"The unique challenge for distribution systems is the number of interconnections," said EPRI Vice President of Power Delivery and Utilization Mark McGranaghan. "This requires analysis techniques that can capture the voltage, circuit protection, and thermal impacts resulting from a growing deployment of distributed resources."

EPRI's new streamlined hosting capacity methodology is being offered to make such analyses much faster and more efficient. "It is built on many years of research monitoring, simulating, and analyzing the impacts of distributed resources on distribution systems," said EPRI Project Manager Jeff Smith. "We worked with 14 utilities in analyzing a wide range of PV deployment scenarios across three dozen distribution systems. Rather than relying on broad assumptions we derived this streamlined method to capture the key impacts in an efficient manner, allowing us to reduce the time to analyze a feeder from weeks down to less than 10 minutes."

Smith added that the analysis methodology can help ease the near-term burden on planning engineers, but will also indicate where more detailed studies may be necessary.

EPRI first began applying the method earlier this year working with the Tennessee Valley Authority, or TVA. TVA began a project in 2014 to determine the costs and benefits of integrating solar across its service territory, and engaged EPRI to perform the distribution analysis portion of the project working with the local distribution companies.

"TVA and the 155 local power company customers that it serves felt it was important to understand how higher penetrations of distributed generation would impact their distribution systems and planning efforts," said TVA Vice President of Stakeholder Relations Joe Hoagland. "We engaged EPRI to apply their streamlined methods in the Tennessee Valley to further the learning, enabling the efficient analysis of hundreds and thousands of distribution feeders. This has the potential to allow our customers' distribution planners to quickly and accurately assess their own unique systems as distributed generation becomes more impactful at their locations."

EPRI is also working with utilities and their planning tools such as CYME, Milsoft, and Synergi to support the use of its methodology with existing utility databases and software.

EPRI recently published a white paper, Distribution Feeder Hosting Capacity: What Matters When Planning for DER, and initiated a broader research project with its members, all to place more emphasis on the importance of planning for DER integration as the grid of the future takes shape. An article in the March-April 2015 issue of IEEE Power and Energy also explains the issue in more depth.

"A truly integrated grid employs the optimal levels of distributed and centralized energy resources to keep the lights on, keep the power affordable, and optimize efficiency," said McGranaghan. "Optimal integration of DER on to the system is key to making that happen."

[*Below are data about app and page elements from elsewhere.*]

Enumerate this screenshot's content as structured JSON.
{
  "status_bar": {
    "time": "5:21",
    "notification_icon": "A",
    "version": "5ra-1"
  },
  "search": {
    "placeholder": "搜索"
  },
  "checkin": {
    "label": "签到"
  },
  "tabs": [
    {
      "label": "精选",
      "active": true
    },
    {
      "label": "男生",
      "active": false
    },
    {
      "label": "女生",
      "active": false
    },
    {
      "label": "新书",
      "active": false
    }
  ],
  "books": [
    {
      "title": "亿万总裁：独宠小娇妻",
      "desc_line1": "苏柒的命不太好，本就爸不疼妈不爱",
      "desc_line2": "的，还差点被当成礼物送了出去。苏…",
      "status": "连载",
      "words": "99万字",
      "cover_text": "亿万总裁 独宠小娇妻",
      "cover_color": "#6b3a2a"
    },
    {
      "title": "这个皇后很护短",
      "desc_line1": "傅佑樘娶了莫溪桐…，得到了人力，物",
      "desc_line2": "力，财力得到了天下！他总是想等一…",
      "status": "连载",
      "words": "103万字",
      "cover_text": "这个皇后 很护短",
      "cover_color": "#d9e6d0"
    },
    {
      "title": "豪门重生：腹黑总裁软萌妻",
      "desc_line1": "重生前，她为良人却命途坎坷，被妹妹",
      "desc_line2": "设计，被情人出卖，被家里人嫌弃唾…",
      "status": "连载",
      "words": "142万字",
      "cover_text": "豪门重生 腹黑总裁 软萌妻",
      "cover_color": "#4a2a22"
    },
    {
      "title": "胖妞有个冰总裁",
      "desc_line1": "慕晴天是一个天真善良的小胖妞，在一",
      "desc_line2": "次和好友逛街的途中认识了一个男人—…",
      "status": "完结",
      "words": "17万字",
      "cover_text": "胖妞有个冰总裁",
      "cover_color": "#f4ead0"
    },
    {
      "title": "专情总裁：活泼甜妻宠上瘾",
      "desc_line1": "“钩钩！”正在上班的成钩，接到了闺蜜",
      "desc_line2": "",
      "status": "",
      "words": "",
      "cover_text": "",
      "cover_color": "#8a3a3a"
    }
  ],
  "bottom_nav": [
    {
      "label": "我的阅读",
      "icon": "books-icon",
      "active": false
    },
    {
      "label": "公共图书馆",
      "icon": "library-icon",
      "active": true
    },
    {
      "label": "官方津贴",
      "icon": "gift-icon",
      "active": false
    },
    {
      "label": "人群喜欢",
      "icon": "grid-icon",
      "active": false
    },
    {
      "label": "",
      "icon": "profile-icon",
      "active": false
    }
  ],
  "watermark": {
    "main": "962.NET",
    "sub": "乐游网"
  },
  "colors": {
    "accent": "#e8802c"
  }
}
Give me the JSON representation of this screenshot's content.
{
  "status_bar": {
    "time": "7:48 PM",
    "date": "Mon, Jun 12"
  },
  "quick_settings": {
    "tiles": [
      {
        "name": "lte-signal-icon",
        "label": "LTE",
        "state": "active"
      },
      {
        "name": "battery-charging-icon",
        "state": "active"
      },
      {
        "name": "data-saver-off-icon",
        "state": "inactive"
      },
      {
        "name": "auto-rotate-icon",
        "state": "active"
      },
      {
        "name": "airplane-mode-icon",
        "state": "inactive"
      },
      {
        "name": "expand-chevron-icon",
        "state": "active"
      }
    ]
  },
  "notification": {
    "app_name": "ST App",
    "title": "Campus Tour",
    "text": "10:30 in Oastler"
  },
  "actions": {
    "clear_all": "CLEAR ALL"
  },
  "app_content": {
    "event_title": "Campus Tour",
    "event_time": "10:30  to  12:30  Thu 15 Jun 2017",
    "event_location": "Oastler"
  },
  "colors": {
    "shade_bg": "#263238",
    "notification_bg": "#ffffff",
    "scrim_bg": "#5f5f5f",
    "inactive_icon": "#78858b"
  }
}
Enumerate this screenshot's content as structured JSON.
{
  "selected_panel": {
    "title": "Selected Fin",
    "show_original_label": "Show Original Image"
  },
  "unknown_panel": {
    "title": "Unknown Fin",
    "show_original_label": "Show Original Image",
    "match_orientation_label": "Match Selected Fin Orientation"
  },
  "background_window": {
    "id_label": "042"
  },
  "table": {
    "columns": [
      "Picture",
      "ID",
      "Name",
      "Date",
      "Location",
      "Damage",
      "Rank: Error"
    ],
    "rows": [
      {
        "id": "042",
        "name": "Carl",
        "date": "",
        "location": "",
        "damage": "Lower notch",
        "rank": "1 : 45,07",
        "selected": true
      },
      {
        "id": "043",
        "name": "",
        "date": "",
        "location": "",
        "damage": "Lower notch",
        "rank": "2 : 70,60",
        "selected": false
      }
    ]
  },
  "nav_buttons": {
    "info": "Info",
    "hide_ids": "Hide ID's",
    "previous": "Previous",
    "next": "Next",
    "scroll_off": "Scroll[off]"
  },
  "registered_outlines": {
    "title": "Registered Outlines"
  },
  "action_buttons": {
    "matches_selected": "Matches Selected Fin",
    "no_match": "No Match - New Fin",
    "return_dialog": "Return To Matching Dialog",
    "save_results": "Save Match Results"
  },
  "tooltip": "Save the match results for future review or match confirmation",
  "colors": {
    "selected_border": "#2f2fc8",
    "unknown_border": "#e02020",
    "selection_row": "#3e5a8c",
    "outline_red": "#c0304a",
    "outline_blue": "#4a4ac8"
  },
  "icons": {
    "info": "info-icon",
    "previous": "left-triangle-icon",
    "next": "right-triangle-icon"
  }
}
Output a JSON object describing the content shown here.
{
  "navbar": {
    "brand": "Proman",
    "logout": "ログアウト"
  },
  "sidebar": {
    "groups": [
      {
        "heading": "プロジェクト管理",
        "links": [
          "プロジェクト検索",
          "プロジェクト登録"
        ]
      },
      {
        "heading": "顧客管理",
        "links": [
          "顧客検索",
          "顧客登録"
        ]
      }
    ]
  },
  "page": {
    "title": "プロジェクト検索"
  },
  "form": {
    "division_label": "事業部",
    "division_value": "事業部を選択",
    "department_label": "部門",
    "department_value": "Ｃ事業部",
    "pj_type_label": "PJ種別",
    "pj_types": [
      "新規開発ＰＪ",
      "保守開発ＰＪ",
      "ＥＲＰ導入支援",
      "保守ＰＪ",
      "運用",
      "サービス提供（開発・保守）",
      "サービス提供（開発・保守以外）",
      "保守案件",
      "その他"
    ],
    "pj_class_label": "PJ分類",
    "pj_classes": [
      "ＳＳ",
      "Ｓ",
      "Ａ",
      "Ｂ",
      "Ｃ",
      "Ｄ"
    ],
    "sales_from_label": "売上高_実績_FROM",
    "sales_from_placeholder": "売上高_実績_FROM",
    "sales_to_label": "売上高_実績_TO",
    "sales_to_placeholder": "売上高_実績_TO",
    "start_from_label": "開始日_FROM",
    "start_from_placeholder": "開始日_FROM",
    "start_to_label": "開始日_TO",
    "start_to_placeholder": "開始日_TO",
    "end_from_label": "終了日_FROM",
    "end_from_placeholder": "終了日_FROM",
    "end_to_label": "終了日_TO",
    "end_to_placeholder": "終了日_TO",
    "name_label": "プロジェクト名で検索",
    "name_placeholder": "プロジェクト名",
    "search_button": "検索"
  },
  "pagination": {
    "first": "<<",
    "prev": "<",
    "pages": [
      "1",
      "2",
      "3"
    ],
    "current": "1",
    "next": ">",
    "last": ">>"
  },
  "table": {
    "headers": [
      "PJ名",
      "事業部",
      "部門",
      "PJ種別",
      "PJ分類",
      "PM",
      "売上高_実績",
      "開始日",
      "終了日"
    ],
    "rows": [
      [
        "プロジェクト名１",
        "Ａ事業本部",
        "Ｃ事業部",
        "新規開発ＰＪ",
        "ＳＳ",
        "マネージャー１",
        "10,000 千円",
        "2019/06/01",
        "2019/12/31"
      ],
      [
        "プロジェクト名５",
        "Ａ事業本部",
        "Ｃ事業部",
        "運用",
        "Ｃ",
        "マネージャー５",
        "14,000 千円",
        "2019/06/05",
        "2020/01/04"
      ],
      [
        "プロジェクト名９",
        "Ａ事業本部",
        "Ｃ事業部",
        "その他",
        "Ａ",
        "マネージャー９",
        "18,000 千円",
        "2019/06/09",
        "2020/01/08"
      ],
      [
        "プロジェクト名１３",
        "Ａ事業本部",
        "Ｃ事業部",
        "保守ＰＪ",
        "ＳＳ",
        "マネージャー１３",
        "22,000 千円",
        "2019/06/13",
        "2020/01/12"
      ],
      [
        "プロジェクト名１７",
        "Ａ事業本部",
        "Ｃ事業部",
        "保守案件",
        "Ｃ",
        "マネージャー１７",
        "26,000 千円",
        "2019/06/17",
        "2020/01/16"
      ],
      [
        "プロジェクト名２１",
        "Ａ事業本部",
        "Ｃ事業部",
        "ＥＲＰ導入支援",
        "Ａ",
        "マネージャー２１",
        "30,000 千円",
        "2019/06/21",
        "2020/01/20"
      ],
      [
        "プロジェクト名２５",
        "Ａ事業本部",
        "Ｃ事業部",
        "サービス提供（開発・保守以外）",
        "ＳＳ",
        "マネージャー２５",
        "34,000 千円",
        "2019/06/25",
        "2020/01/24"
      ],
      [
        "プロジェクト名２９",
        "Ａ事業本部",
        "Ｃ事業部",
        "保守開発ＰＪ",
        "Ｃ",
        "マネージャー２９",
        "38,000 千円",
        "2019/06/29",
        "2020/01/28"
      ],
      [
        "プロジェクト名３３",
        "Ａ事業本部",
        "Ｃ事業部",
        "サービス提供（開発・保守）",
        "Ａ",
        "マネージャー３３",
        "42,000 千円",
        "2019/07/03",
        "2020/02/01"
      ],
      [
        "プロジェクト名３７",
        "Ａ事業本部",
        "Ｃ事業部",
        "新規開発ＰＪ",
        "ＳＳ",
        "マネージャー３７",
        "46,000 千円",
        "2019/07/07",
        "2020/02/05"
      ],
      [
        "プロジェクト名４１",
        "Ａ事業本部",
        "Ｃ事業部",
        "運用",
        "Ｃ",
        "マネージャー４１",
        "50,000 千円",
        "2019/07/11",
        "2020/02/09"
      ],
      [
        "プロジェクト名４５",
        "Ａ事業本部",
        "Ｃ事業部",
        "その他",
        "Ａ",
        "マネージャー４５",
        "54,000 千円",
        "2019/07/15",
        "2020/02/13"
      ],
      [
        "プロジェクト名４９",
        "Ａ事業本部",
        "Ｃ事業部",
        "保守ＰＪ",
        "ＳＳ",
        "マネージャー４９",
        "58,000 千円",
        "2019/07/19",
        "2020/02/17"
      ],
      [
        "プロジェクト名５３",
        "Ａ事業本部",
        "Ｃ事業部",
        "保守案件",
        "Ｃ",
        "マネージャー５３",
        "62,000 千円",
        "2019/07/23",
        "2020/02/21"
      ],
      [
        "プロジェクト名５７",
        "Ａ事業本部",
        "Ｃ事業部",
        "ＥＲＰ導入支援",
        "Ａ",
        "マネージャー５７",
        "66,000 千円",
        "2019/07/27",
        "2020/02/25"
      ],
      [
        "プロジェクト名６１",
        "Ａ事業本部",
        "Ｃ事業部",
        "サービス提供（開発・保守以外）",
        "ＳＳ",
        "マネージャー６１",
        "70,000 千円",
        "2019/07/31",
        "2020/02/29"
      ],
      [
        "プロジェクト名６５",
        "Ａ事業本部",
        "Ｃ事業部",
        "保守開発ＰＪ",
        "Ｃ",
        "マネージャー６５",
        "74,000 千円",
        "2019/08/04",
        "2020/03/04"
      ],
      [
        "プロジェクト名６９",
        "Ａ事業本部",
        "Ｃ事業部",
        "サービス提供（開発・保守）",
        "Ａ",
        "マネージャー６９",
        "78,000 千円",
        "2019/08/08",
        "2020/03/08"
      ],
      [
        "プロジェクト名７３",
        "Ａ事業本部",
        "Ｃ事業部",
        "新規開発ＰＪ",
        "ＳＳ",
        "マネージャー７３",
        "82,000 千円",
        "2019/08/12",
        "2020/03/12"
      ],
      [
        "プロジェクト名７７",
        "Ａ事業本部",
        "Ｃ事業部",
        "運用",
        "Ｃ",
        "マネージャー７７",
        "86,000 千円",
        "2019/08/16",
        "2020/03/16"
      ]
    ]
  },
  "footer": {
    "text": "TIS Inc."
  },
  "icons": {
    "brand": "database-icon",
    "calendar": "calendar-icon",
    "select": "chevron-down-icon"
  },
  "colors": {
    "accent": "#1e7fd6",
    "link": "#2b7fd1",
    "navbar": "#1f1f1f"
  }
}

About EPRI

The Electric Power Research Institute, Inc. (EPRI) conducts research and development relating to the generation, delivery and use of electricity for the benefit of the public. An independent, nonprofit organization, EPRI brings together its scientists and engineers as well as experts from academia and industry to help address challenges in electricity, including reliability, efficiency, affordability, health, safety and the environment. EPRI's members represent approximately 90 percent of the electricity generated and delivered in the United States, and international participation extends to more than 30 countries. EPRI's principal offices and laboratories are located in Palo Alto, Calif.; Charlotte, NC; Knoxville, Tenn.; and Lenox, Mass.

CONTACT: Clay Perry National Media Relations, EPRI clperry@epri.com 202-293-6184 Annie Haas Communications Manager Power Delivery & Utilization, EPRI ahaas@epri.com 704-608-6314Source:Electric Power Research Institute